Arthur Cheong, the founder of DeFi and DeFiance Capital, a web3-focused venture capital firm, was hit by a hack today, losing more than $1.6 million in non-fungible tokens (NFTs). Cheong’s Ethereum wallet was hacked, and the hacker began extracting NFTs.
On Tuesday, Cheong confirmed this in a tweet.
He wrote, “I’m not sure what happened.” “I’ll have to think about it for a while.” This was not something I expected to happen to me as well. I’m assuming there will be no more usage of hot wallets.”
17 Azuki, 5 CloneX, 2 Hedgies, and 33 Second Self were taken, according to PeckShield, a security and analytics firm. The hacker stole all of these well-known NFT collections, which he then sold on marketplaces like OpenSea. 68 wrapped Ethereum (wETH), 4,349 staked DYDX (stkDYDX), and 1,578 LooksRare (LOOKS) tokens were also sent by the hacker.
The hacker’s wallet now has 585 ETH ($1.76 million), which may be traced back to Cheong’s wallet. According to Cheong, the number might become much higher since the hacker seems to be in the middle of transferring funds.
The hacker used a’spear phishing’ email to install malware on his device, extracting the seed phrase for his crypto wallet, according to DeFiance’s developer. He also sent a picture of the email.
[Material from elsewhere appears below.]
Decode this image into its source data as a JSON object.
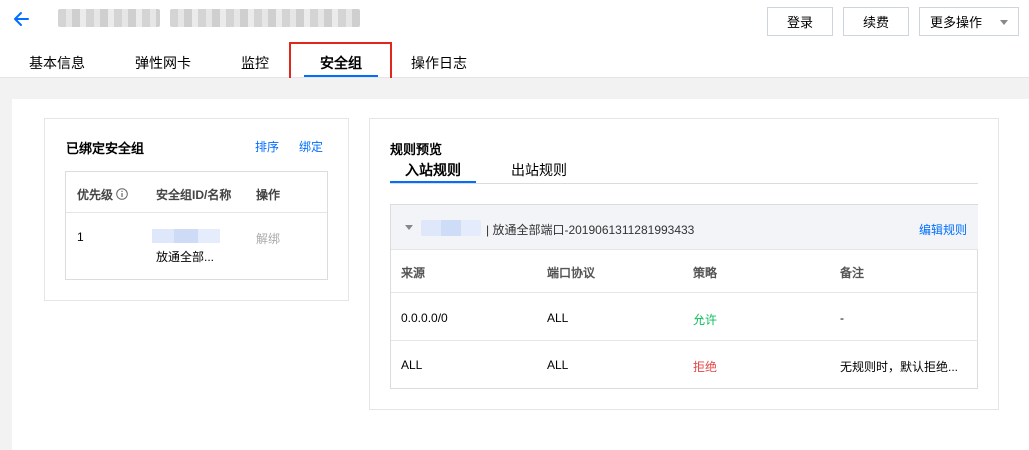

“I’ve found the most likely cause of the vulnerability; it’s a targeted social engineering attack,” Cheong stated on Twitter. I received a spear-phishing email that looks to have been sent by one of our portcos and includes industry-related information.”
“You dealt with the wrong man,” Cheong advised, as the hacker took on one of the industry’s most powerful figures.
As he asked that individuals block the hacker’s wallet, the crypto community came to his aid, supporting him in regaining the stolen goods. Many people on Twitter have been trying to figure out how the incident occurred and how the hacker got access to the victims’ wallets.
A member of the NFT community named “Cirrus” went so far as to buy two of the stolen Azuki NFTs and return them to Arthur at his cost. “I realized they were hacked, and instead of benefitting from them like the other individuals who got their hands on some of his,” Cirrus stated, “I chose to sell them back to him at a loss to help him.”
This event highlights the need of operational security when dealing with crypto asset self-custody, since even the industry’s highest-ranking personnel might be attacked.
This isn’t the first time that high-profile investors’ valuable NFTs have been taken by hackers. Kramer, a New York-based NFT collector, claimed in January 2022 that his wallet had been hacked and that $2.2 million worth of Bored Apes and Mutant Apes had been stolen.